Copyright Date: 2010
AVAILABLE IN THE UNITED STATES ONLY
Highlighting the idea that a major part of good communication is good listening, this program enables students to improve their listening skills and absorb valuable information. The video identifies the best methods for giving coworkers the attention they deserve and provides eight simple tips that viewers can use to sharpen concentration. These include learning to focus, taking proper notes, putting emotions on hold, avoiding biases and stereotypes, finding a point of interest in a dull but important conversation, and more.
Segments in this Video - (7)
1. Importance of Listening (03:54) - Listening is a vital skill that must be employed in school, at work, and in one's personal life. In sports, not listening to a coach could result in injury. Lag time between speaking and listening can cause boredom.
2. Types of Listening (01:57) - Listening begins when one hears sounds and focuses on them. There are four types of listening: content, critical, empathic, and active.
3. Nonverbal Communication (04:35) - Much of a speaker's message may be communicated non-verbally. Non-verbal signals complement the spoken word, reveal truth, and convey information efficiently. Non-verbal cues speak louder than the spoken word.
4. Listening Barriers (03:06) - Emotional states or long to-do lists usually get in the way of effective listening. Noise, personal biases, and boredom are all barriers to good listening.
5. Listening Skills (03:32) - When people are interested in a topic, they tend to interact with the speaker; this is called active listening.
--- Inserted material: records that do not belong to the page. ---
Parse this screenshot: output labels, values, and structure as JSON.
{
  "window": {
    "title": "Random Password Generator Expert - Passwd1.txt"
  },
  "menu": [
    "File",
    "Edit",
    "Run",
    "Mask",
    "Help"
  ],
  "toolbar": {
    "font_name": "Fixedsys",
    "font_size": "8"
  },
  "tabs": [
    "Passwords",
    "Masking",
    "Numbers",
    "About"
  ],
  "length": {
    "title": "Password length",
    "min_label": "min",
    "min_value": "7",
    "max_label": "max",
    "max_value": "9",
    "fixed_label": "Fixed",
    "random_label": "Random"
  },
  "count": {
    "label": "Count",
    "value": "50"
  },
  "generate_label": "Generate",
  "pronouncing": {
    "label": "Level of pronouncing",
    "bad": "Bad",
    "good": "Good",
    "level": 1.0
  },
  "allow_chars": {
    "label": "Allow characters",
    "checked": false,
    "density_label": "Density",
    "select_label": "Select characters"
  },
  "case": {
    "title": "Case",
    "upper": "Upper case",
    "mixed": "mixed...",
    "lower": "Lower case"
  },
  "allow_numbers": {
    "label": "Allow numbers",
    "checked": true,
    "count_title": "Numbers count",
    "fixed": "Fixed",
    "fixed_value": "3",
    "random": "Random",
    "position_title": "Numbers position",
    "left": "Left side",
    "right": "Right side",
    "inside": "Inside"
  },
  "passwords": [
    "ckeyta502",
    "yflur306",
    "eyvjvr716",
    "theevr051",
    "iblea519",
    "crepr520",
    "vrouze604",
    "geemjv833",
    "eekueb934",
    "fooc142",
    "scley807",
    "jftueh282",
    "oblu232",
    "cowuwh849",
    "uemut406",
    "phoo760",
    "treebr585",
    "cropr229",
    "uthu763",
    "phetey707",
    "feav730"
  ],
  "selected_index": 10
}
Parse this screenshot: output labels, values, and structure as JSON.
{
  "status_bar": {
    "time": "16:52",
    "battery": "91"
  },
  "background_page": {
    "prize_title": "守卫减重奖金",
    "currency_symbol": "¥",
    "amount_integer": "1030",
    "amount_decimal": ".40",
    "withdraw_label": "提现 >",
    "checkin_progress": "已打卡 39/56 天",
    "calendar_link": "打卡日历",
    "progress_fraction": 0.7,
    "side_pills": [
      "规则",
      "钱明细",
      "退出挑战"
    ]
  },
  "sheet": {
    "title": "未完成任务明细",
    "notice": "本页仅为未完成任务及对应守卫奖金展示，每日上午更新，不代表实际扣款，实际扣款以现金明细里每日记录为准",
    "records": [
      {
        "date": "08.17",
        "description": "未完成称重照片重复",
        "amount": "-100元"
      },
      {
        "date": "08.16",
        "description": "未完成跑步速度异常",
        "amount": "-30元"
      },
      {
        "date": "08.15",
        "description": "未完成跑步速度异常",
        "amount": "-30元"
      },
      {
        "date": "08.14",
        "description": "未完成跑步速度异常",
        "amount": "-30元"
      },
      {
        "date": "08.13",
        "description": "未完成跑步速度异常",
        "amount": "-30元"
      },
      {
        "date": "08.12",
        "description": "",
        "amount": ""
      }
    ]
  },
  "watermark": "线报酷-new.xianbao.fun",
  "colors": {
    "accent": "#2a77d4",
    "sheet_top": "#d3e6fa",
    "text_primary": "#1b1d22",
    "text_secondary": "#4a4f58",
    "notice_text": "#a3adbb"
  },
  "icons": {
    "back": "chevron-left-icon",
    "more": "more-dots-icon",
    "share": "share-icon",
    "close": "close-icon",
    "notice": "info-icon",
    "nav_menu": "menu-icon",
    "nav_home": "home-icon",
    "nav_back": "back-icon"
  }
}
Non-verbal and verbal communication are positive. Listen even if you disagree with the speaker.
6. Practical Listening Tips (02:03) - Get focused and stay focused on a speaker. Find a point of interest in what a speaker is talking about. Search for key points. Practice listening at every opportunity.
7. Communications Checklist (02:02) - Stop talking and start listening. Listen attentively and block out competing thoughts. Control the listening environment. Maintain an open mind. Provide verbal and non-verbal feedback to the speaker, and take notes.